What to do:
Check every line in the listing below for "timestamp". Copy the ones where it occurs.

★ ★ ★

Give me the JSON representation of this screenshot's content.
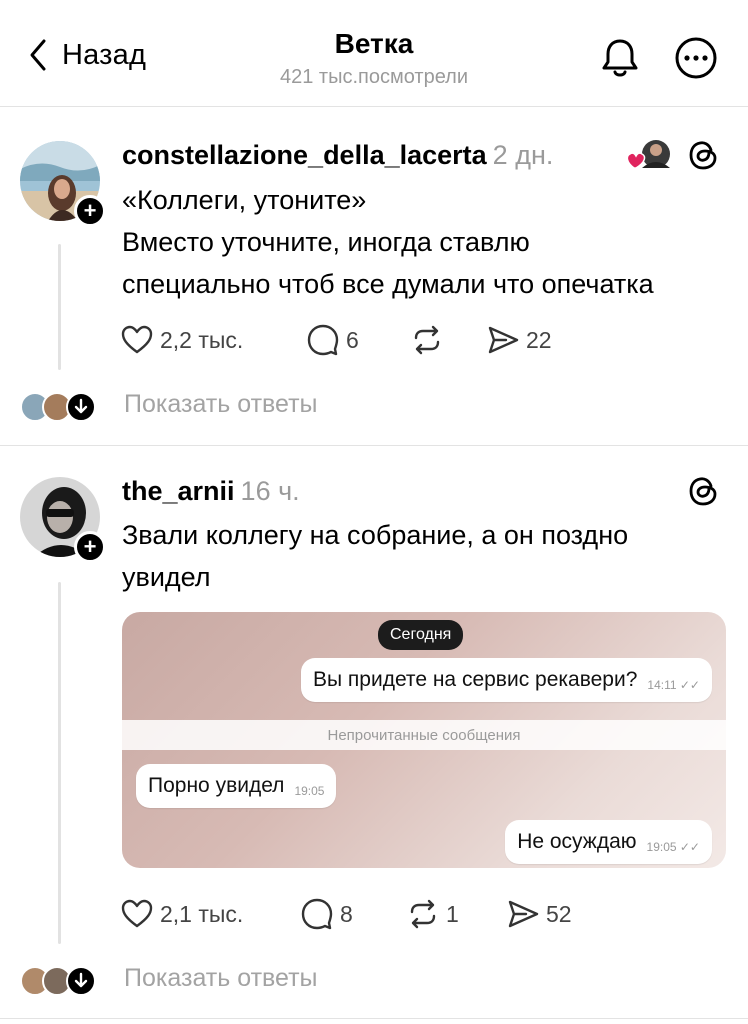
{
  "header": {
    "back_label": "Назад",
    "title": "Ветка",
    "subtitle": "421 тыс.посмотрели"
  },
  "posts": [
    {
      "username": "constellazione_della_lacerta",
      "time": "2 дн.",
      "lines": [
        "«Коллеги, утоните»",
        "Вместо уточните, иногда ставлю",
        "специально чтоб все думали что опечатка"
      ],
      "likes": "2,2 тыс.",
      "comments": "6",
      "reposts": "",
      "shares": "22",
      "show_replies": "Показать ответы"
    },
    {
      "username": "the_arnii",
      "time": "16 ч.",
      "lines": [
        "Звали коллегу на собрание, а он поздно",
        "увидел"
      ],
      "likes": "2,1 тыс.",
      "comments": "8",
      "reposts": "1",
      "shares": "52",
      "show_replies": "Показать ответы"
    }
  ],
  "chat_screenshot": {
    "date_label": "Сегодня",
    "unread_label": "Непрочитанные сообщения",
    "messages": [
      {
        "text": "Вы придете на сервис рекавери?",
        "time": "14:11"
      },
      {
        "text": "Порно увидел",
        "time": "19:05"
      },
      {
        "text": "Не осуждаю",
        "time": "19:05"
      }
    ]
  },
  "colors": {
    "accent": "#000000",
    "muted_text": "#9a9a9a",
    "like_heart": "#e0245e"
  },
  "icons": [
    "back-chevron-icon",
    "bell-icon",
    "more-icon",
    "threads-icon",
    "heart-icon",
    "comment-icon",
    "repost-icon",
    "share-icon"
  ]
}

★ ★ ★

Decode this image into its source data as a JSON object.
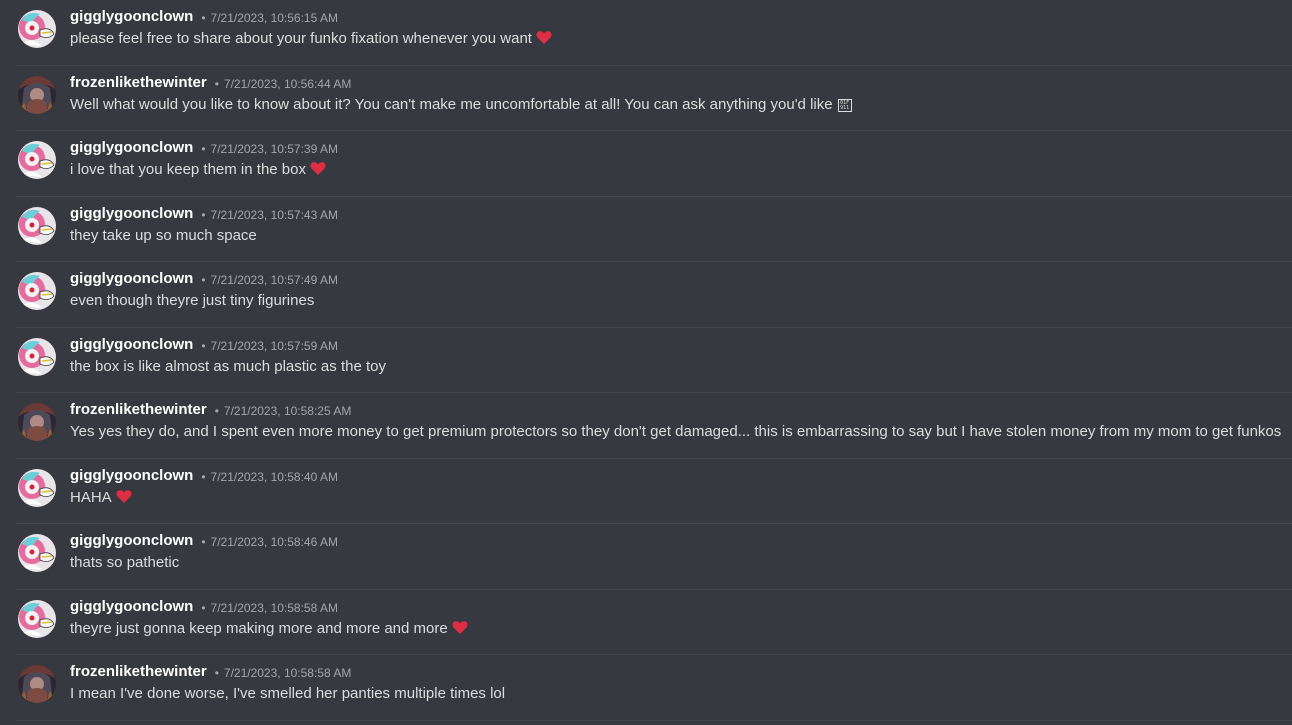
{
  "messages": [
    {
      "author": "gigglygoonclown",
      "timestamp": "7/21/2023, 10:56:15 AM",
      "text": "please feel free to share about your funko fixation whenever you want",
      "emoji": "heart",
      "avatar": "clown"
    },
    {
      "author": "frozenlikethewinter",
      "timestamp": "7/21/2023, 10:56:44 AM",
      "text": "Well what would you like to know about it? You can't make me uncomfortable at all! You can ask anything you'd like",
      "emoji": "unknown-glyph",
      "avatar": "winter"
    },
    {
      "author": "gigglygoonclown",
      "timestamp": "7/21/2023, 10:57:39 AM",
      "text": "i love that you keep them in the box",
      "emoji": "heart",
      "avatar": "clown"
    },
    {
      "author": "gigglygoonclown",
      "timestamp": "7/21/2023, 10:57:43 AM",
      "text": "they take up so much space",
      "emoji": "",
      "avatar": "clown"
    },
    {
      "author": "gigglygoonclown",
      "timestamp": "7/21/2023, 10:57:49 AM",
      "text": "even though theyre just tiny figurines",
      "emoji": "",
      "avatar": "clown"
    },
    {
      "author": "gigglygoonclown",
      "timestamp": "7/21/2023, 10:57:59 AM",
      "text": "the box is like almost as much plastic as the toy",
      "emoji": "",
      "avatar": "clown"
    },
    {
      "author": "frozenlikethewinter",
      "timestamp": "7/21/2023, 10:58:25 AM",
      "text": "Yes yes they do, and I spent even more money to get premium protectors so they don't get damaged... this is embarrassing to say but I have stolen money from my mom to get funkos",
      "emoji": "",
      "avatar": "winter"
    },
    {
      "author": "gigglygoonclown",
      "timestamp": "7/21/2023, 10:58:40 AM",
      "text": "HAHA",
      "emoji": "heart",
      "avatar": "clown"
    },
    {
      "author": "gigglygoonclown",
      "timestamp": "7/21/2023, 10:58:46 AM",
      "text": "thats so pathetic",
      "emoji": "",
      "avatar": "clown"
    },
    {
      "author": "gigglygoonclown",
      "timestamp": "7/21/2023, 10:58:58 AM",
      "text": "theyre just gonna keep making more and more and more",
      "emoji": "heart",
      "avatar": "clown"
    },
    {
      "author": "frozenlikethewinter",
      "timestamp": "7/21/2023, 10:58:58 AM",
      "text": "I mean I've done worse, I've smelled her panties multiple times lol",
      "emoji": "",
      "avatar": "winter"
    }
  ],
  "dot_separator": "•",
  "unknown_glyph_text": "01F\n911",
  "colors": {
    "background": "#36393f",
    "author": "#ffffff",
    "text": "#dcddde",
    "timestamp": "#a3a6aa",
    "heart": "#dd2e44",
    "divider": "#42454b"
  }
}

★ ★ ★

Solution to the exercise:
      "timestamp": "7/21/2023, 10:56:15 AM",
      "timestamp": "7/21/2023, 10:56:44 AM",
      "timestamp": "7/21/2023, 10:57:39 AM",
      "timestamp": "7/21/2023, 10:57:43 AM",
      "timestamp": "7/21/2023, 10:57:49 AM",
      "timestamp": "7/21/2023, 10:57:59 AM",
      "timestamp": "7/21/2023, 10:58:25 AM",
      "timestamp": "7/21/2023, 10:58:40 AM",
      "timestamp": "7/21/2023, 10:58:46 AM",
      "timestamp": "7/21/2023, 10:58:58 AM",
      "timestamp": "7/21/2023, 10:58:58 AM",
    "timestamp": "#a3a6aa",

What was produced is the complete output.